(Stored items)

○ ○ ○

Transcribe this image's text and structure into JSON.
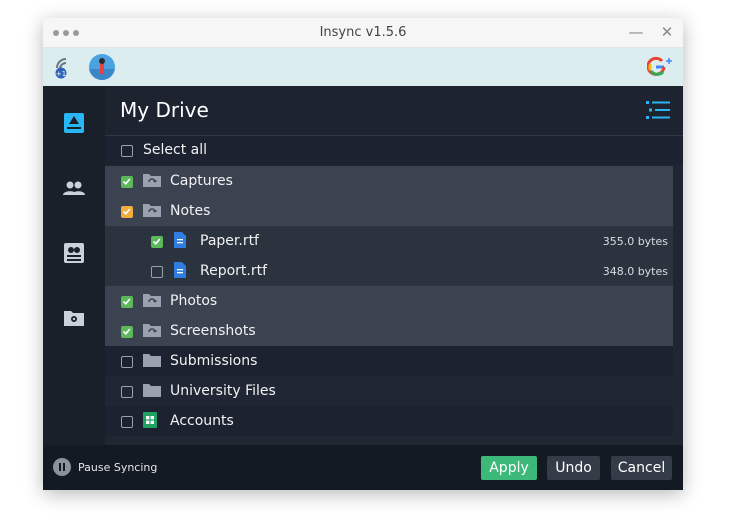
{
  "window": {
    "title": "Insync v1.5.6",
    "minimize_glyph": "—",
    "close_glyph": "✕"
  },
  "accountbar": {
    "left_icons": [
      "network-status-icon",
      "user-avatar"
    ],
    "right_icon": "google-plus-icon"
  },
  "sidebar": {
    "items": [
      {
        "name": "my-drive",
        "icon": "drive-icon",
        "active": true
      },
      {
        "name": "shared",
        "icon": "people-icon",
        "active": false
      },
      {
        "name": "accounts",
        "icon": "account-card-icon",
        "active": false
      },
      {
        "name": "settings",
        "icon": "folder-settings-icon",
        "active": false
      }
    ]
  },
  "header": {
    "title": "My Drive"
  },
  "select_all": {
    "label": "Select all",
    "checked": false
  },
  "files": [
    {
      "name": "Captures",
      "kind": "shared-folder",
      "check": "green",
      "size": ""
    },
    {
      "name": "Notes",
      "kind": "shared-folder",
      "check": "partial",
      "size": ""
    },
    {
      "name": "Paper.rtf",
      "kind": "doc",
      "check": "green",
      "size": "355.0 bytes",
      "child": true
    },
    {
      "name": "Report.rtf",
      "kind": "doc",
      "check": "none",
      "size": "348.0 bytes",
      "child": true
    },
    {
      "name": "Photos",
      "kind": "shared-folder",
      "check": "green",
      "size": ""
    },
    {
      "name": "Screenshots",
      "kind": "shared-folder",
      "check": "green",
      "size": ""
    },
    {
      "name": "Submissions",
      "kind": "folder",
      "check": "none",
      "size": ""
    },
    {
      "name": "University Files",
      "kind": "folder",
      "check": "none",
      "size": ""
    },
    {
      "name": "Accounts",
      "kind": "sheet",
      "check": "none",
      "size": ""
    }
  ],
  "footer": {
    "pause_label": "Pause Syncing",
    "apply_label": "Apply",
    "undo_label": "Undo",
    "cancel_label": "Cancel"
  },
  "colors": {
    "accent_blue": "#29b6f6",
    "check_green": "#5cb85c",
    "check_partial": "#f0ad3e",
    "apply_green": "#3cb878"
  }
}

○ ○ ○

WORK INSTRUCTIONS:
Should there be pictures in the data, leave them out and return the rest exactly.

WRITTEN ANSWER:
Transcribe this image's text and structure into JSON.
{
  "window": {
    "title": "Insync v1.5.6",
    "minimize_glyph": "—",
    "close_glyph": "✕"
  },
  "accountbar": {
    "left_icons": [
      "network-status-icon",
      "user-avatar"
    ],
    "right_icon": "google-plus-icon"
  },
  "sidebar": {
    "items": [
      {
        "name": "my-drive",
        "icon": "drive-icon",
        "active": true
      },
      {
        "name": "shared",
        "icon": "people-icon",
        "active": false
      },
      {
        "name": "accounts",
        "icon": "account-card-icon",
        "active": false
      },
      {
        "name": "settings",
        "icon": "folder-settings-icon",
        "active": false
      }
    ]
  },
  "header": {
    "title": "My Drive"
  },
  "select_all": {
    "label": "Select all",
    "checked": false
  },
  "files": [
    {
      "name": "Captures",
      "kind": "shared-folder",
      "check": "green",
      "size": ""
    },
    {
      "name": "Notes",
      "kind": "shared-folder",
      "check": "partial",
      "size": ""
    },
    {
      "name": "Paper.rtf",
      "kind": "doc",
      "check": "green",
      "size": "355.0 bytes",
      "child": true
    },
    {
      "name": "Report.rtf",
      "kind": "doc",
      "check": "none",
      "size": "348.0 bytes",
      "child": true
    },
    {
      "name": "Photos",
      "kind": "shared-folder",
      "check": "green",
      "size": ""
    },
    {
      "name": "Screenshots",
      "kind": "shared-folder",
      "check": "green",
      "size": ""
    },
    {
      "name": "Submissions",
      "kind": "folder",
      "check": "none",
      "size": ""
    },
    {
      "name": "University Files",
      "kind": "folder",
      "check": "none",
      "size": ""
    },
    {
      "name": "Accounts",
      "kind": "sheet",
      "check": "none",
      "size": ""
    }
  ],
  "footer": {
    "pause_label": "Pause Syncing",
    "apply_label": "Apply",
    "undo_label": "Undo",
    "cancel_label": "Cancel"
  },
  "colors": {
    "accent_blue": "#29b6f6",
    "check_green": "#5cb85c",
    "check_partial": "#f0ad3e",
    "apply_green": "#3cb878"
  }
}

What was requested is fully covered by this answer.